Yes, I really like "Battle Creek," the terrific CBS show that debuts Sunday (March 1). Here's the story I sent to papers:
By Mike Hughes
On a network that's
been overrun with cops and crooks, can “Battle Creek” stand out?
Probably. The show
has a comfy time slot – 10 p.m. Sundays, starting this weekend –
and a big build-up. It also has key differences, starting with its
Other cop shows have
focused on big cities; by comparison, Battle Creek, Mich., is a town
of 52,000. “If anything, it's higher stakes,” said
producer-writer David Shore. “Everything is a lot more personal.”
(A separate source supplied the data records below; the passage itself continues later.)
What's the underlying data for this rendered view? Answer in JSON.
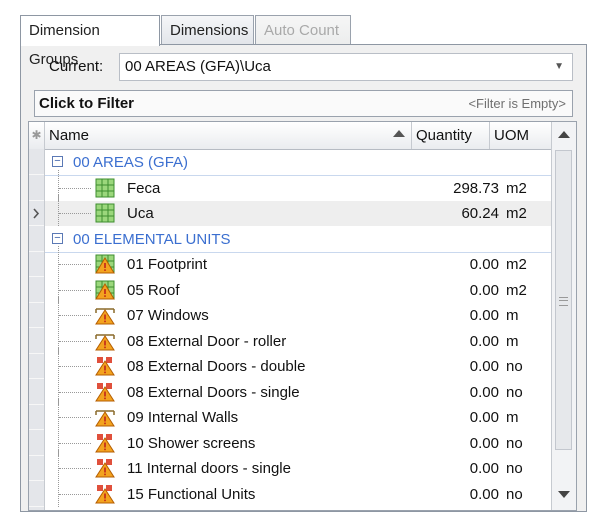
{
  "tabs": [
    {
      "label": "Dimension Groups",
      "state": "active"
    },
    {
      "label": "Dimensions",
      "state": "normal"
    },
    {
      "label": "Auto Count",
      "state": "disabled"
    }
  ],
  "current": {
    "label": "Current:",
    "value": "00 AREAS (GFA)\\Uca"
  },
  "filter": {
    "title": "Click to Filter",
    "status": "<Filter is Empty>"
  },
  "grid": {
    "columns": {
      "name": "Name",
      "quantity": "Quantity",
      "uom": "UOM"
    },
    "rows": [
      {
        "type": "group",
        "label": "00 AREAS (GFA)"
      },
      {
        "type": "item",
        "icon": "area-grid-icon",
        "name": "Feca",
        "quantity": "298.73",
        "uom": "m2"
      },
      {
        "type": "item",
        "icon": "area-grid-icon",
        "name": "Uca",
        "quantity": "60.24",
        "uom": "m2",
        "selected": true
      },
      {
        "type": "group",
        "label": "00 ELEMENTAL UNITS"
      },
      {
        "type": "item",
        "icon": "area-warning-icon",
        "name": "01 Footprint",
        "quantity": "0.00",
        "uom": "m2"
      },
      {
        "type": "item",
        "icon": "area-warning-icon",
        "name": "05 Roof",
        "quantity": "0.00",
        "uom": "m2"
      },
      {
        "type": "item",
        "icon": "linear-warning-icon",
        "name": "07 Windows",
        "quantity": "0.00",
        "uom": "m"
      },
      {
        "type": "item",
        "icon": "linear-warning-icon",
        "name": "08 External Door - roller",
        "quantity": "0.00",
        "uom": "m"
      },
      {
        "type": "item",
        "icon": "count-warning-icon",
        "name": "08 External Doors - double",
        "quantity": "0.00",
        "uom": "no"
      },
      {
        "type": "item",
        "icon": "count-warning-icon",
        "name": "08 External Doors - single",
        "quantity": "0.00",
        "uom": "no"
      },
      {
        "type": "item",
        "icon": "linear-warning-icon",
        "name": "09 Internal Walls",
        "quantity": "0.00",
        "uom": "m"
      },
      {
        "type": "item",
        "icon": "count-warning-icon",
        "name": "10 Shower screens",
        "quantity": "0.00",
        "uom": "no"
      },
      {
        "type": "item",
        "icon": "count-warning-icon",
        "name": "11 Internal doors - single",
        "quantity": "0.00",
        "uom": "no"
      },
      {
        "type": "item",
        "icon": "count-warning-icon",
        "name": "15 Functional Units",
        "quantity": "0.00",
        "uom": "no"
      }
    ]
  },
  "colors": {
    "group_text": "#3b6fd0",
    "selected_row": "#eeeeee",
    "warning": "#f0a020",
    "grid_icon": "#4caf50"
  }
}
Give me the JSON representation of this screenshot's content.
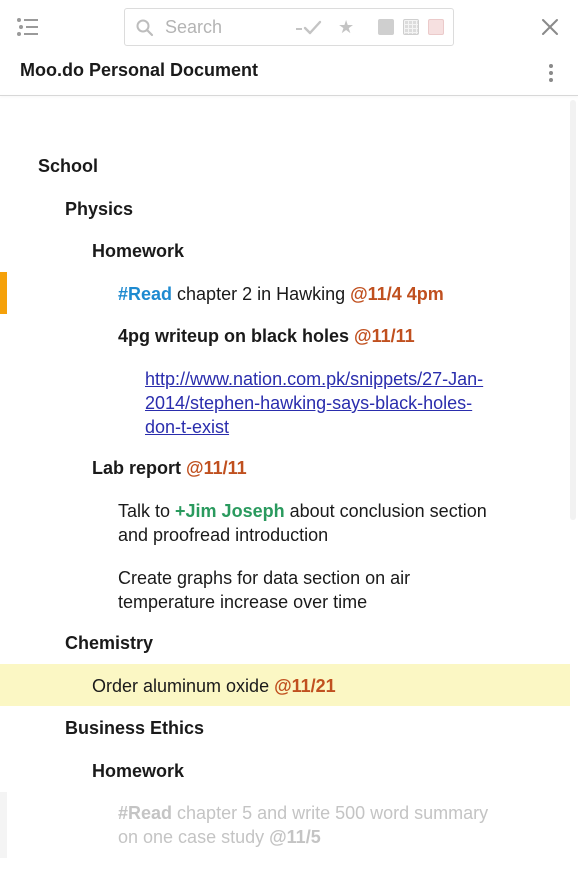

But not typical.
“Some of the crimes you see are ones you wouldn't see on any other
show,” said Josh Duhamel, who stars with Dean Winters.
The second episode,
for instance, is entitled “Syruptitious”; it's about a
maple-syrup ring. The sixth, “Cereal Killers,” starts at the
city's annual “world's longest breakfast table” celebration.
There's droll humor
here, in a variation on the standard buddy-cop show shows. “They're
not buddies – to say the least,” Shore said. They are:
-- Russ, a police
detective, rumpled and skeptical, using faulty equipment and good
instincts. He's played by Winters, who's used to being banged around
as Mayhem in insurance commercials.
-- Milt, a newly
arrived FBI man, blessed with perfection in looks and in technical
back-up. He's played by Duhamel, who fits neatly. “Josh is a pretty
man,” Shore said.
They were envisioned
12 years ago by writer Vince Gilligan. “I was thinking about the
time-honored trope of putting opposites together,” he said.
The Battle Creek
setting was sort of arbitrary, he granted. “I was fascinated by
the name, because it's got the words 'battle' in it,” he said. “And
yet they make cereal there.”
“battle” it was named for was minor – four people involved, one
wounded – but Battle Creek has bigger claims to fame. It had the
first headquarters of the Seventh Day Adventists. It was where corn
flakes were created, spawning the Kellogg and Post giants. It was key
to the Underground Railroad; Sojourner Truth spent her final 16 years
in Battle Creek, which has a giant statue to her.
Some of that was
discovered gradually by Shore (“House”) who is in charge, now
that Gilligan (“Breaking Bad”) is busy with “Better Call Saul.”
The “Battle Creek” show is filmed in California, but Shore and
some of the actors took field trips to the town they were portraying.
Kal Penn, whose
parents emigrated from India, was “surprised by how diverse it is.”
Duhamel, who grew up in a similar-sized town (Minot, N.D.) was
surprised to find a unit for gang-related crimes.
Both talked about
the overall charm. “It's really beautiful, especially in the
downtown,” Duhamel said.
Shore (who grew up
in London, Ontario) agreed. “I've always loved middle-Americans,”
he said. “They've had hard times, but they remain optimistic, they
Duhamel, as Milt,
seems to fit that mood; Winters, as Russ, provides counterpoint.
Duhamel calls Winters “a New York City kid who has an edge. He grew
up completely different than me.”
Now they play cops,
with Penn (“House”) and others, including Janet McTeer as the
police commander. “The main reason I'm doing the job, obviously, is
that these guys had all been cast and they said, 'We have to have
someone who's as tall as us,'” McTeer joked.
She's 6-foot-1 and
regal, a British star with two Oscar nominations. Winters is 6-1 1/2;
Duhamel is 6-3 1/2 and married to rock star Fergie. They're big
people, in a fictional version of little Battle Creek.
-- “Battle Creek,”
10 p.m. Sundays, CBS, starting March 1